a name is the most important part of a person's identity, but one that they initially don't get to choose. and while many do choose to change it in later life, most commonly married women in the west, that initial name does seem to form a part of who you are or how you are defined. there isn't really any other way to do it - children aren't able to make a decision about it until they are at least a few years old, and at that age are likely to make a decision they'll regret later in life. so one of the most important things about you is beyond your control, at least for quite a few years. and even then, changing a given name is likely to cause some hurt to the parents who took the time to choose it for you.

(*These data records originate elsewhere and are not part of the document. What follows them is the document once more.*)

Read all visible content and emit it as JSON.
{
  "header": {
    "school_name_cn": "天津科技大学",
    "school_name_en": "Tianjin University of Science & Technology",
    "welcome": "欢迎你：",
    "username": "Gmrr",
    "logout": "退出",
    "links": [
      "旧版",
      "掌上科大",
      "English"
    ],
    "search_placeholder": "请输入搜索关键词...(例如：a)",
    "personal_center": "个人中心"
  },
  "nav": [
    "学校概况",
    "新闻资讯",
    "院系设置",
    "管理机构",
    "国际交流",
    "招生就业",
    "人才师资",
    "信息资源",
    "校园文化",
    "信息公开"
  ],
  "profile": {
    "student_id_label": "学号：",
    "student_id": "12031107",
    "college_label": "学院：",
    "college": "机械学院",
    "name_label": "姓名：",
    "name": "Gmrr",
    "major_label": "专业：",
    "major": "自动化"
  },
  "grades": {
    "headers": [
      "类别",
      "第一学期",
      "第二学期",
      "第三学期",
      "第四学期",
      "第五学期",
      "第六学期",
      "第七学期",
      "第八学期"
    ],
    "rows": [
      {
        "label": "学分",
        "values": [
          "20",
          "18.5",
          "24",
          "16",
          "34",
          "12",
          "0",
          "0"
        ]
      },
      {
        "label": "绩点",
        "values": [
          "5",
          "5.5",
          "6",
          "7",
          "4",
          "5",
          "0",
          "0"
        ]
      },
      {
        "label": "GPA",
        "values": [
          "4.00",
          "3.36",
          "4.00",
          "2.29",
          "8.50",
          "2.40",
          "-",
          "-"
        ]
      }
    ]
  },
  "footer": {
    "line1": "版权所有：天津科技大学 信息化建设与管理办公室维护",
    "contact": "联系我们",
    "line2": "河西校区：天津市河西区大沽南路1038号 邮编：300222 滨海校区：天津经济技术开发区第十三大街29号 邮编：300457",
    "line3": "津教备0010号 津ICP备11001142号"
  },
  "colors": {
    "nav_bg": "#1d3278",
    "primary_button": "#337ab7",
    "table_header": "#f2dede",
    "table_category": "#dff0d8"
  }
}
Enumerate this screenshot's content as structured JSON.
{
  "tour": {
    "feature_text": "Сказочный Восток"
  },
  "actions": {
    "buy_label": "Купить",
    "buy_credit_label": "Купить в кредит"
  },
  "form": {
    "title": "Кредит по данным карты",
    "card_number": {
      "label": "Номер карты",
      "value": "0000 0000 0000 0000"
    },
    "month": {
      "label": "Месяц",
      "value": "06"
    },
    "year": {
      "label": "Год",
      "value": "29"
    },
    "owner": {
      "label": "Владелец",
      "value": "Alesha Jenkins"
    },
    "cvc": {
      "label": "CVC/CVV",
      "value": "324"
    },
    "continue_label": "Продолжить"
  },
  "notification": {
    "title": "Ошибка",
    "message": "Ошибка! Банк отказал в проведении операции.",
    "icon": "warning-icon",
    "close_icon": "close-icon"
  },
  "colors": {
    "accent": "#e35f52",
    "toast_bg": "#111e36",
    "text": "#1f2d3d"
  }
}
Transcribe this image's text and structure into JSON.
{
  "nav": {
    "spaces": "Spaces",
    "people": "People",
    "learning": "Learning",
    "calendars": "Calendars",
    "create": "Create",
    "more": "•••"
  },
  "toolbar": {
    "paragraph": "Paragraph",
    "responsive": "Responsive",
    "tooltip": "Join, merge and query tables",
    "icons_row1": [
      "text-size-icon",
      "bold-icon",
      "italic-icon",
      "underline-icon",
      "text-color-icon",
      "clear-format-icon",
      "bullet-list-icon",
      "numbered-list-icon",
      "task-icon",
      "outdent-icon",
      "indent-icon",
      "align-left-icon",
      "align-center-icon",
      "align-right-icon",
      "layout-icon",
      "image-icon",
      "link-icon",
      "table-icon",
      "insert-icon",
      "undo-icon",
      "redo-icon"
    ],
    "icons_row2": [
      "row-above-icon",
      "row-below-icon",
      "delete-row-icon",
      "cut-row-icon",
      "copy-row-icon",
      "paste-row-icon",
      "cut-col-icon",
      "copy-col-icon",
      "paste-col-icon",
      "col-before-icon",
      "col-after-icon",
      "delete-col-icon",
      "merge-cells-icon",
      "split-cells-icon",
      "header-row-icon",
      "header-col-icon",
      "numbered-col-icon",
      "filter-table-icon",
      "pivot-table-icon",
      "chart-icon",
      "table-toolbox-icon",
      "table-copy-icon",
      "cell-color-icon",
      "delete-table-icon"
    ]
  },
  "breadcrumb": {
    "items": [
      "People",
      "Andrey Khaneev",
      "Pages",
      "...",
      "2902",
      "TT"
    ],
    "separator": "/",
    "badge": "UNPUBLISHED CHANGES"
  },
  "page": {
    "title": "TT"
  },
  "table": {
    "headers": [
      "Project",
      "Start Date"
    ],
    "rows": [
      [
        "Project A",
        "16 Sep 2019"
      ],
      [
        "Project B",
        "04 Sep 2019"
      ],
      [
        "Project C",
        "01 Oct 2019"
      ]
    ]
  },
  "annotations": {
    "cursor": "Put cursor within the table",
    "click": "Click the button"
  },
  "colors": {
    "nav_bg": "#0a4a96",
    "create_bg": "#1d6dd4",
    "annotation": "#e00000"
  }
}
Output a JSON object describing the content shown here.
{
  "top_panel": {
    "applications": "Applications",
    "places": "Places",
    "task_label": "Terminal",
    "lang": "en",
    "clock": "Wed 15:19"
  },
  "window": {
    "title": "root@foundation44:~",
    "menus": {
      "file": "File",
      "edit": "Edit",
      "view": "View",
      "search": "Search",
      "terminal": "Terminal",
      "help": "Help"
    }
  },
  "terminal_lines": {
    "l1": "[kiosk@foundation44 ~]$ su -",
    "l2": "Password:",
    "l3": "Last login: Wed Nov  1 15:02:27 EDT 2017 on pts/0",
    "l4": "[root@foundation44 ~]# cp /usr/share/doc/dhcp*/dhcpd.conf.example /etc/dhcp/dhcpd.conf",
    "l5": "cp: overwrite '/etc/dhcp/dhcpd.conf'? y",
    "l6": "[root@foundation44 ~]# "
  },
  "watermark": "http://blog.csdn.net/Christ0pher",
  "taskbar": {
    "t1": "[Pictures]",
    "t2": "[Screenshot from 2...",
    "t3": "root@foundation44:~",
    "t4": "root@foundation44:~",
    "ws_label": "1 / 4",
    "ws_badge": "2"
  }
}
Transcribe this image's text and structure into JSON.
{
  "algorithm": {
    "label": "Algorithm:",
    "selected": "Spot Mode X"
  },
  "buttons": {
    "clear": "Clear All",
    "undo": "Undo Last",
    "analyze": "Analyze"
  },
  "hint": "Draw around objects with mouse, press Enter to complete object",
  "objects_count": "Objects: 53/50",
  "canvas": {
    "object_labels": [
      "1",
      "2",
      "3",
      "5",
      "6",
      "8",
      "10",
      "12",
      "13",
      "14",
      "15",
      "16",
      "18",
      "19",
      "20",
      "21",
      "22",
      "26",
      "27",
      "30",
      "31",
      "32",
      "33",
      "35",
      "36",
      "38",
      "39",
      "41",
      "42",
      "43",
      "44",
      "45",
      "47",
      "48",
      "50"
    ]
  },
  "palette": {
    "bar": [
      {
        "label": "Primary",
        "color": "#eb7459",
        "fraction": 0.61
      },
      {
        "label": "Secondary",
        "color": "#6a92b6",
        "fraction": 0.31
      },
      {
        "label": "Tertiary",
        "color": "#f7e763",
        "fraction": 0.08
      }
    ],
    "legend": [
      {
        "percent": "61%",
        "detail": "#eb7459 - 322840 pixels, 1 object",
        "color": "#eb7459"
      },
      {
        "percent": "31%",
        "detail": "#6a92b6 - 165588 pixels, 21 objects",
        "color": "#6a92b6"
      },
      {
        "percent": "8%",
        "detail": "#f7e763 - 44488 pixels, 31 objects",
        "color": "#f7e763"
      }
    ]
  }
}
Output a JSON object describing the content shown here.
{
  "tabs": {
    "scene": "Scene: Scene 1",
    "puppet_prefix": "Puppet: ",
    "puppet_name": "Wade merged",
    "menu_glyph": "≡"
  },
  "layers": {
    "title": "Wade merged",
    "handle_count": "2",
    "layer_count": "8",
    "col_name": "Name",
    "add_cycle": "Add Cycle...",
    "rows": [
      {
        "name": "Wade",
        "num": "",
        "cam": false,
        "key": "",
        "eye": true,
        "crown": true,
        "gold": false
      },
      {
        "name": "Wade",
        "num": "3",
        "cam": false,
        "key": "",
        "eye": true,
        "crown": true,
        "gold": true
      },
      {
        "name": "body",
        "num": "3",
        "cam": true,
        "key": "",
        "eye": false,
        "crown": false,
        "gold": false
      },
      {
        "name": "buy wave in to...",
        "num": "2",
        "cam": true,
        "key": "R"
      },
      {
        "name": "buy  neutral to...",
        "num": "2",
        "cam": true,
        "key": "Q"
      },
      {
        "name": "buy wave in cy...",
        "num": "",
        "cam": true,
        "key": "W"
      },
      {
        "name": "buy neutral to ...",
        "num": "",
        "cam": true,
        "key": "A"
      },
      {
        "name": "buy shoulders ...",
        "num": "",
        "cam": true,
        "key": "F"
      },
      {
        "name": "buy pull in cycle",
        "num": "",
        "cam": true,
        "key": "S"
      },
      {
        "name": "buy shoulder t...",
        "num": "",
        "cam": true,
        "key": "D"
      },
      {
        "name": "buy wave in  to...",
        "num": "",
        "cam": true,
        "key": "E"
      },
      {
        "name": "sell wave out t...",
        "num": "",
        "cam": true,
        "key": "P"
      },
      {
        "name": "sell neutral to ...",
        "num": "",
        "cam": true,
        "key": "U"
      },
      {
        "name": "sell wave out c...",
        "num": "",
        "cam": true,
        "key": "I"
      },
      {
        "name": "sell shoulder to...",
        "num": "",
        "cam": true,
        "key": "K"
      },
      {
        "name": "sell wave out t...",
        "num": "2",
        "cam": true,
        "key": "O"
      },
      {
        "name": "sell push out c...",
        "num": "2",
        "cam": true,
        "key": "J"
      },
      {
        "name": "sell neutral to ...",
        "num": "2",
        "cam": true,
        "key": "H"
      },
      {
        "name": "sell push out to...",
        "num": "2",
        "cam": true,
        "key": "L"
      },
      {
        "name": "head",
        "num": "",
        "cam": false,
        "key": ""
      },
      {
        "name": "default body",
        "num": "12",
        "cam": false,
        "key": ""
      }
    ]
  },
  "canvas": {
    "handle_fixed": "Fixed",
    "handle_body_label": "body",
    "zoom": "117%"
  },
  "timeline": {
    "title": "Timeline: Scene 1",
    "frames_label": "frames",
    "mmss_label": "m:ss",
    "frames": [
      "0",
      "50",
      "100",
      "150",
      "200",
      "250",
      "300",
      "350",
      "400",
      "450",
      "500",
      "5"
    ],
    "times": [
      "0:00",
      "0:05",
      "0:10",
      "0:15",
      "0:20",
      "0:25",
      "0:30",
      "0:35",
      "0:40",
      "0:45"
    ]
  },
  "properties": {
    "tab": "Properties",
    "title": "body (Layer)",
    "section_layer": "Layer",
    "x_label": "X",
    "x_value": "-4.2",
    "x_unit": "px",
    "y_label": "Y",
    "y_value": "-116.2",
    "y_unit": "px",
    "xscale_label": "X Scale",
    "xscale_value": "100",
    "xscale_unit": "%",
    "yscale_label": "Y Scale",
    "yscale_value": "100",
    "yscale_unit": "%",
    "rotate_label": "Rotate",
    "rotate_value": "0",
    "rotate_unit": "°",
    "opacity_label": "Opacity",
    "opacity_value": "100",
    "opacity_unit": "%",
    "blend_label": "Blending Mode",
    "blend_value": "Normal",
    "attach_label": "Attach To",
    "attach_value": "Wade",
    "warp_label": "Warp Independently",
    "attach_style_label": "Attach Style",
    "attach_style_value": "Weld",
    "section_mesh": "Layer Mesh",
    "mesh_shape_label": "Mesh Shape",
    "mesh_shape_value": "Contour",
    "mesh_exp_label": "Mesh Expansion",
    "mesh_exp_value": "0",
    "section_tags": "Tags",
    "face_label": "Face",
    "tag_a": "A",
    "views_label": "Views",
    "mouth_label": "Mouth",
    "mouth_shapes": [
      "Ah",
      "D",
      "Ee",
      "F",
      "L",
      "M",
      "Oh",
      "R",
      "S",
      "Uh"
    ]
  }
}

names are such a contentious issue - any post about changing names on marriage will often be attract the most comments on feminist websites. it's something that many of us intrinsically place a lot of value on. it's something about us that we want other people to get right. i think my name is pretty simple, being only 5 letters, but i keep a list of all the ways people manage to get my name wrong when i say it to them over the phone. it includes angie, angela, eugene, as well as some not so nice ones. and i make an effort to say it very slowly and carefully, because i know that as soon as people hear the first syllable, they stop listening and assume the rest. the fact that i have a very kiwi accent and they can't see i'm a woman of colour helps in their assumption that i have a traditional european name.
the pronunciation of such a simple name is also an issue. the average nz'er wants to say the first syllable with the same pronunciation as the word "an" as in "an apple", though the correct pronunciation is "un" as in "unforgettable". the second syllable comes out as "jim" even though it's quite clearly spelt "jum" and i take the trouble to say it that way. i certainly don't mind people who make a first attempt without having heard me say it getting it wrong. but it does bother me when i've said it for them, slowly and clearly, and they insist on saying it wrong. grrr.
as for my own children, i bucked the trend of unusual names to go for very traditional and common ones for my own children. in fact, i decided on the name for my first child when i was 15 years old, having read about the most famous historical figure to hold the name, and admiring her greatly.
it is apparently traditional in some cultures for the paternal grandparents to choose the name, or for the father to do it. i find this really difficult - my own position was that i was the one who had gone through all the pain and hardship of bearing and giving birth to this child, which should surely result in my having the right to choose the name. pretty one-sided i guess, but at the time, i felt really strongly about it and couldn't have borne the thought of someone else choosing a name for my babies.